The Canadian Pediatric Society recommends that all babies sleep on a separate sleep surface in the same room as their parent(s) for the first six months of life. This is to help prevent SIDS and is also a biological expectation that babies are born with. Babies that sleep close to their mothers are less stressed, produce lower levels of stress hormones, and parents are able to respond to them quicker.
Babies also NEED night feeding. Night time feeds stimulate your milk production at a time when your prolactin (milk making hormone) levels are highest. By feeding during the night, you are contributing to baby’s growth, health, and significantly reducing the chances of SIDS.
Babies are made to be light sleepers for a number of reasons. Lighter sleep is protective against SIDS and allows them to wake and feed as frequently as they need to take in enough calories, electrolytes and fat over 24 hours to grow and develop at their optimum rate.
Night time feeding can be challenging but by sleeping close to your baby, you are able to get to them and feed them before they are fully awake, and before you are fully awake, which makes it easier for both of you to go back to sleep after a feeding and get more rest.
Keep the lights dim and sounds low, and try not to pick up electronics while you feed. This phase doesn’t last forever, but it is an important part of establishing and maintaining a good milk supply, as well as in supporting baby’s growth.
5. Healthy Mother, Healthy Milk Supply
I know I’ve just talked about how you will need to wake at night to feed, and you’re probably wondering how that lends itself to your health, but hear me out. Sleeping close to your baby and keeping electronics off at night helps you both to develop good sleep hygiene. Sleep isn’t crucial to milk supply, but it is important for your own feeling of wellness, so while we shouldn’t avoid night time feeding, there are ways to feel better rested while doing it.
Go to bed when your baby does, or soon after. After an evening of cluster feeding most babies will sleep their first stretch, which is typically the longest of the night. Take advantage of that and get some Zzz’s yourself, even if it means going to bed early. During the day when your baby naps, take time for yourself. If you are able to sleep, that’s the best thing to do. If you’re not, read a book, do some gentle stretching, or just relax (this is easier said than done!).
Taking care of yourself for milk supply also means drinking plenty to stay hydrated and eating small meals frequently throughout the day. When your partner goes to work and packs a lunch, have them pack one for you.
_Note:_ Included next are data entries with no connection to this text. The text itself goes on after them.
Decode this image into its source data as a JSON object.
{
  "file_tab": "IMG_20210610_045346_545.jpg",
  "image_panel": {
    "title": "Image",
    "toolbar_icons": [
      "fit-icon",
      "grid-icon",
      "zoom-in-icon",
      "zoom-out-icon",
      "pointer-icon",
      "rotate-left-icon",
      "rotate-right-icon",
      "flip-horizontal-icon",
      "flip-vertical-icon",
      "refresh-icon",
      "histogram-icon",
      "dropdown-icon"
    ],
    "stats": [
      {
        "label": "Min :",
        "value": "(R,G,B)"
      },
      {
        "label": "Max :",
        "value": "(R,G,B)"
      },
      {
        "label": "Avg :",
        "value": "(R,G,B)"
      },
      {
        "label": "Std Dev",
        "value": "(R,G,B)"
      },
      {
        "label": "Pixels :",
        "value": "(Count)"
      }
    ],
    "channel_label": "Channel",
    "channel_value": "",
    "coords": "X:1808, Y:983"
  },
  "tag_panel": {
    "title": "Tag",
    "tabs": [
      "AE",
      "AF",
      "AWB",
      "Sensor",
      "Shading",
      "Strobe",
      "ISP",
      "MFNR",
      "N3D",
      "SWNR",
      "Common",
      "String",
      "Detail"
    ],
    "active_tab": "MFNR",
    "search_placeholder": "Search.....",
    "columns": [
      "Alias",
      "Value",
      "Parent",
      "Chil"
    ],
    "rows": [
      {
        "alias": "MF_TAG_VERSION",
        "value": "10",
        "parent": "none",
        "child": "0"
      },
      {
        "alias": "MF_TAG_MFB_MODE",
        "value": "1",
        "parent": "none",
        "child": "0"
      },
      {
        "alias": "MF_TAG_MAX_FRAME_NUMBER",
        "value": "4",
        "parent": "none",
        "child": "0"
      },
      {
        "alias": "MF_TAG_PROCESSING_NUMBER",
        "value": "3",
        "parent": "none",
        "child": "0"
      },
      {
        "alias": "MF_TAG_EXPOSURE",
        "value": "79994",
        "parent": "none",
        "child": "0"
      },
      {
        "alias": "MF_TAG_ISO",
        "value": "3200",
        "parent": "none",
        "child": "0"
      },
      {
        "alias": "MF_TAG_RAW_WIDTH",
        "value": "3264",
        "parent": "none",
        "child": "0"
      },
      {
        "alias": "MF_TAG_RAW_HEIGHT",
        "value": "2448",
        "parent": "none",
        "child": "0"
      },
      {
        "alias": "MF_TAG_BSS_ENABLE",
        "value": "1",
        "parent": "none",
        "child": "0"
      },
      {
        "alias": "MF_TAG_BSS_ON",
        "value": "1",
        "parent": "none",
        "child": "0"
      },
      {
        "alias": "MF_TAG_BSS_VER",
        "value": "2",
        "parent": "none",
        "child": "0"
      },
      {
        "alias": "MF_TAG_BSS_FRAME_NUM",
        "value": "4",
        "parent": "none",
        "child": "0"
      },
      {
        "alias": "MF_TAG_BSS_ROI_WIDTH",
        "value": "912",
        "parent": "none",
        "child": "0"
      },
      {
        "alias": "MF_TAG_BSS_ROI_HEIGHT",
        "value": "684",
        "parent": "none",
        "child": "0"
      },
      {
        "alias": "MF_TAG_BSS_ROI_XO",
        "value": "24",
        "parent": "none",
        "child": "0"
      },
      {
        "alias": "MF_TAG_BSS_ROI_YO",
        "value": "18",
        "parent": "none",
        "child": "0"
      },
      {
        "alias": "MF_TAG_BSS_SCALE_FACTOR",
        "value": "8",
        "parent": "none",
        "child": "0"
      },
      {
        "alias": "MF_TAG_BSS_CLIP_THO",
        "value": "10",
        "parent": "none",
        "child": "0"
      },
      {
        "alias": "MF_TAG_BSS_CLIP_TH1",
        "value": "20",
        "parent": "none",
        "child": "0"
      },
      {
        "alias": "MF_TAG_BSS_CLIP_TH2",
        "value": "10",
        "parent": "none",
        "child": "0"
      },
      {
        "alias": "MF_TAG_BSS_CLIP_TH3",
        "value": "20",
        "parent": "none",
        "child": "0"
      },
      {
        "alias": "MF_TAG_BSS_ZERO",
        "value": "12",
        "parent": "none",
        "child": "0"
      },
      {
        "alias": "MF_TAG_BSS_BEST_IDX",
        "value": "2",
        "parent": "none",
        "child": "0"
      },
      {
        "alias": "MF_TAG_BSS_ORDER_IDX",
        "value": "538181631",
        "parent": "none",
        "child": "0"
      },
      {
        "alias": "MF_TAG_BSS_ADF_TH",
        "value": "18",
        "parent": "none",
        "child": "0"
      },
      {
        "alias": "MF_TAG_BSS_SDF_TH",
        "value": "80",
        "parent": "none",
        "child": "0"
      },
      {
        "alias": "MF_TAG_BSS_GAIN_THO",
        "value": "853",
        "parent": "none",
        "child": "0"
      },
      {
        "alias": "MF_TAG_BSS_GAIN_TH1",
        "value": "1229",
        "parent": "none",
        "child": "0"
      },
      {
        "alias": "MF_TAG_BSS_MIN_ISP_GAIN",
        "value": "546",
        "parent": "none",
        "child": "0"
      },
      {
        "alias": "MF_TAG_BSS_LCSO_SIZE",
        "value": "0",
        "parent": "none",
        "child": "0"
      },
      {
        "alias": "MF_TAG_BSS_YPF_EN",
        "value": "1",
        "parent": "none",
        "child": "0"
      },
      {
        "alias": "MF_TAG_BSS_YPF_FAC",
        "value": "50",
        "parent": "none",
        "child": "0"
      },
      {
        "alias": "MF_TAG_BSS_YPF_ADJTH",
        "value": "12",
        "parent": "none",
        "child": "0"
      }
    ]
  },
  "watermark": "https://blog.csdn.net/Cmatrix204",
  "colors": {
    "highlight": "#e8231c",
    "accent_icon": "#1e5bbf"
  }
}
Chop up veggies and fruit and leave them in the fridge with dips. Eat muffins, hard boiled eggs, crackers, anything that nourishes you will nourish your milk supply.
Make sure you’re drinking fluids to stay hydrated. Water is the best thing, and you can add cucumber, mint, strawberries, and other fruit for some variety. Keep a big jug of it in the fridge and drink often. If you’re okay with plain water, keep a water bottle near where you nurse and keep a glass next to the kitchen sink. Every time you walk through the kitchen, drink a glass of water. You need lots of good hydration to make abundant amounts of milk, so drink up!
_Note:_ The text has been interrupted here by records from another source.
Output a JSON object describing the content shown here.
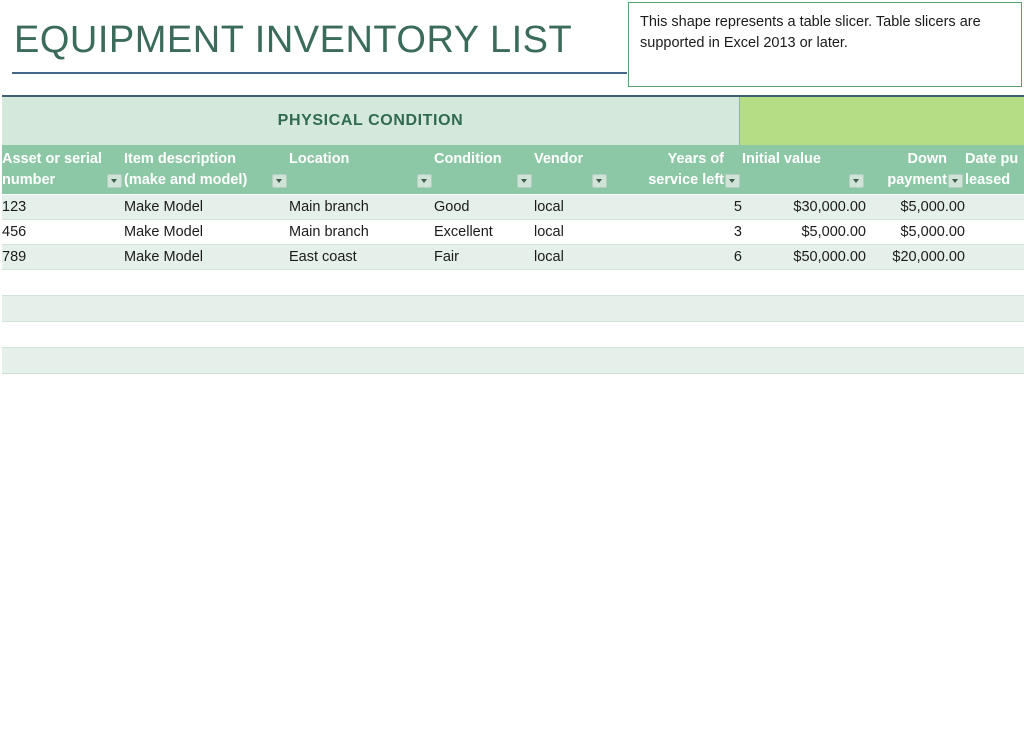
{
  "page": {
    "title": "EQUIPMENT INVENTORY LIST"
  },
  "callout": {
    "text": "This shape represents a table slicer. Table slicers are supported in Excel 2013 or later."
  },
  "slicer": {
    "title": "PHYSICAL CONDITION",
    "pane_color": "#d4e8dc",
    "fill_color": "#b5dd85"
  },
  "table": {
    "header_color": "#8cc8a6",
    "band_color": "#e6f0ea",
    "columns": [
      {
        "line1": "Asset or serial",
        "line2": "number",
        "align": "left",
        "filter": true
      },
      {
        "line1": "Item description",
        "line2": "(make and model)",
        "align": "left",
        "filter": true
      },
      {
        "line1": "",
        "line2": "Location",
        "align": "left",
        "filter": true
      },
      {
        "line1": "",
        "line2": "Condition",
        "align": "left",
        "filter": true
      },
      {
        "line1": "",
        "line2": "Vendor",
        "align": "left",
        "filter": true
      },
      {
        "line1": "Years of",
        "line2": "service left",
        "align": "right",
        "filter": true
      },
      {
        "line1": "",
        "line2": "Initial value",
        "align": "left",
        "filter": true
      },
      {
        "line1": "Down",
        "line2": "payment",
        "align": "right",
        "filter": true
      },
      {
        "line1": "Date pu",
        "line2": "leased",
        "align": "left",
        "filter": true
      }
    ],
    "rows": [
      {
        "asset": "123",
        "description": "Make Model",
        "location": "Main branch",
        "condition": "Good",
        "vendor": "local",
        "years_left": "5",
        "initial_value": "$30,000.00",
        "down_payment": "$5,000.00",
        "date": ""
      },
      {
        "asset": "456",
        "description": "Make Model",
        "location": "Main branch",
        "condition": "Excellent",
        "vendor": "local",
        "years_left": "3",
        "initial_value": "$5,000.00",
        "down_payment": "$5,000.00",
        "date": ""
      },
      {
        "asset": "789",
        "description": "Make Model",
        "location": "East coast",
        "condition": "Fair",
        "vendor": "local",
        "years_left": "6",
        "initial_value": "$50,000.00",
        "down_payment": "$20,000.00",
        "date": ""
      }
    ],
    "empty_row_count": 4
  }
}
If you have questions about breastfeeding, bottle feeding, or any infant feeding issue I’m always available by phone or email. There are no wrong questions to ask. We want to make sure you are taken care of and have the supports in place to meet your feeding goals, whatever they may look like for you!
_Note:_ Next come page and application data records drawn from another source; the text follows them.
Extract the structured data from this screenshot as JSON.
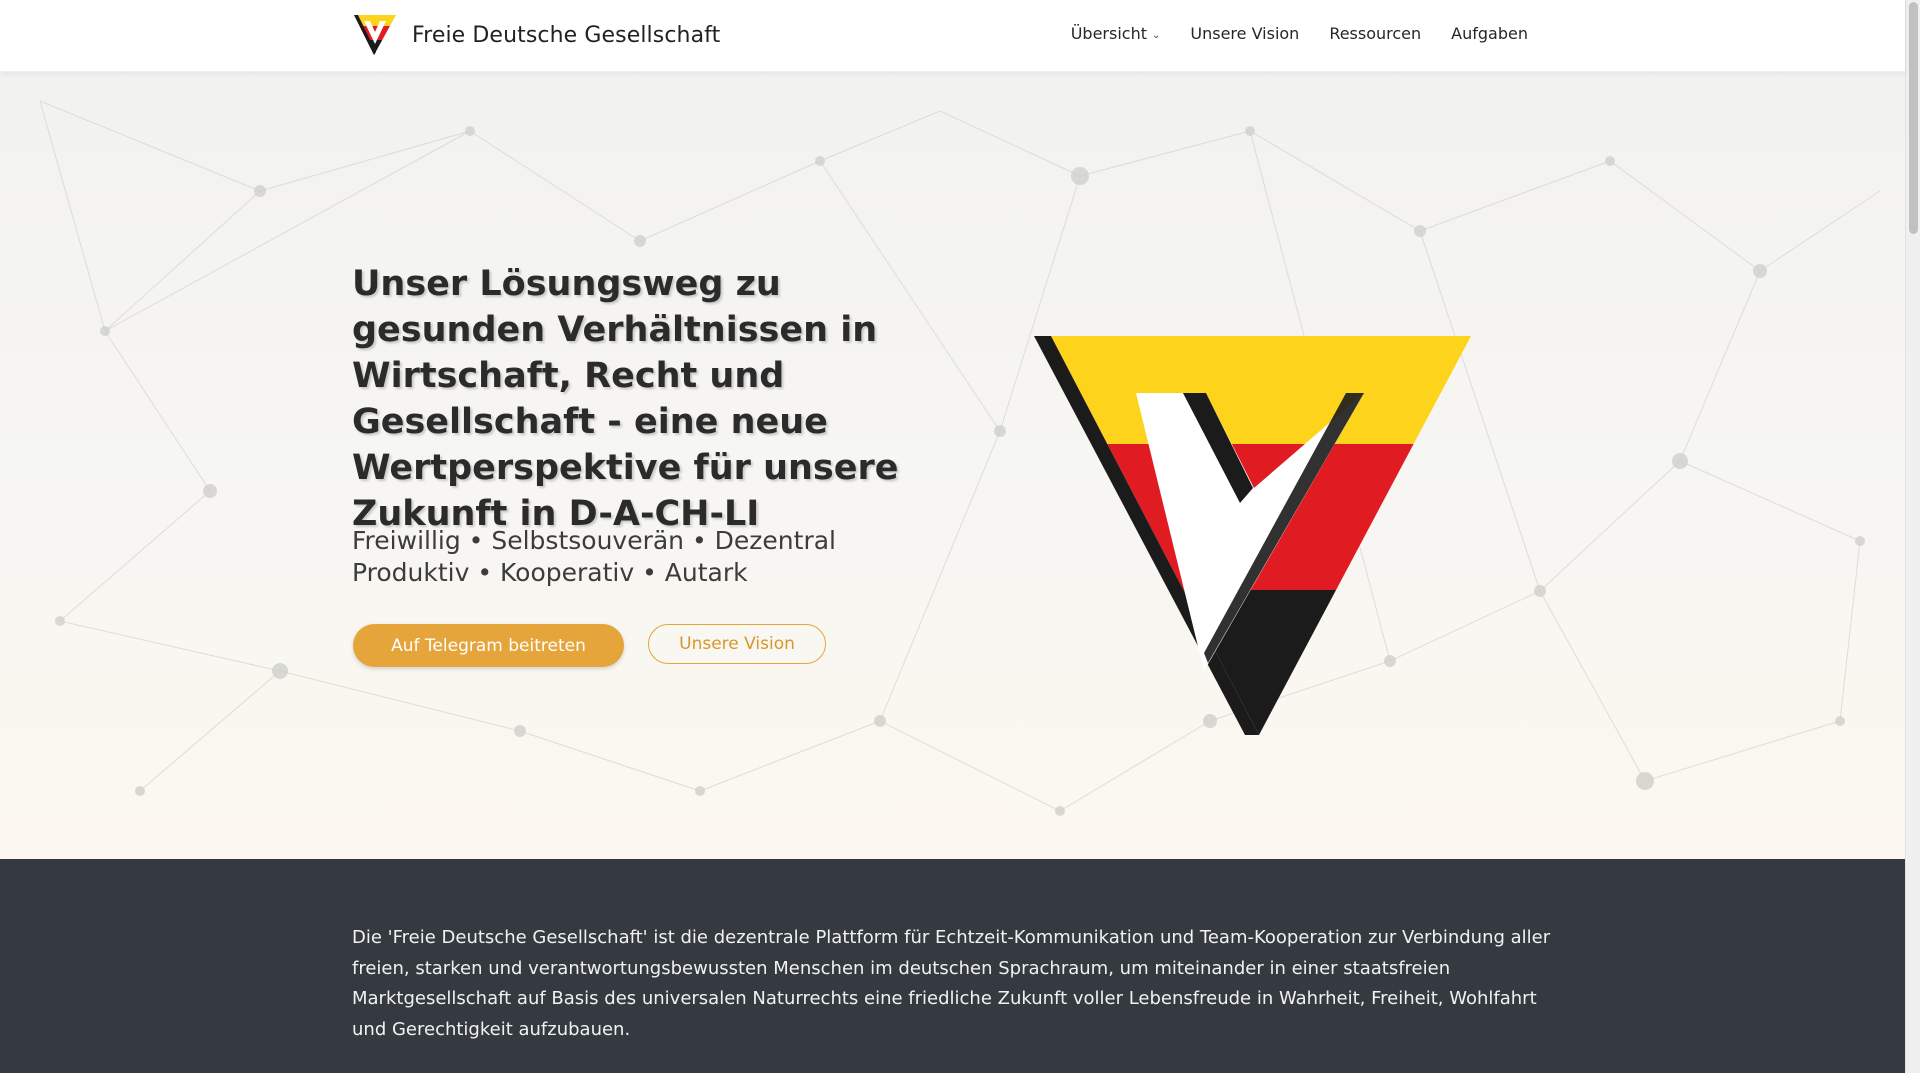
{
  "header": {
    "brand_name": "Freie Deutsche Gesellschaft",
    "logo_icon": "fdg-v-flag-logo",
    "nav": [
      {
        "label": "Übersicht",
        "has_dropdown": true
      },
      {
        "label": "Unsere Vision"
      },
      {
        "label": "Ressourcen"
      },
      {
        "label": "Aufgaben"
      }
    ]
  },
  "hero": {
    "title": "Unser Lösungsweg zu gesunden Verhältnissen in Wirtschaft, Recht und Gesellschaft - eine neue Wertperspektive für unsere Zukunft in D-A-CH-LI",
    "tagline_line1": "Freiwillig • Selbstsouverän • Dezentral",
    "tagline_line2": "Produktiv • Kooperativ • Autark",
    "primary_button": "Auf Telegram beitreten",
    "secondary_button": "Unsere Vision",
    "logo_icon": "fdg-v-flag-logo-large"
  },
  "intro": {
    "text": "Die 'Freie Deutsche Gesellschaft' ist die dezentrale Plattform für Echtzeit-Kommunikation und Team-Kooperation zur Verbindung aller freien, starken und verantwortungsbewussten Menschen im deutschen Sprachraum, um miteinander in einer staatsfreien Marktgesellschaft auf Basis des universalen Naturrechts eine friedliche Zukunft voller Lebensfreude in Wahrheit, Freiheit, Wohlfahrt und Gerechtigkeit aufzubauen."
  },
  "colors": {
    "accent": "#e6a53a",
    "dark_section": "#343a40",
    "flag_black": "#1b1b1b",
    "flag_red": "#e01b22",
    "flag_gold": "#fdd41b"
  }
}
You can reach me at Family First Maternal Wellness Centre at 306-525-2605 or by email at firstname.lastname@example.org
Martha Neovard is a Certified Breastfeeding Educator, Certified Babywearing Educator and Birth Doula. She offers one on one breastfeeding support sessions, along with leading Family First’s Nourish Your Newborn breastfeeding classes.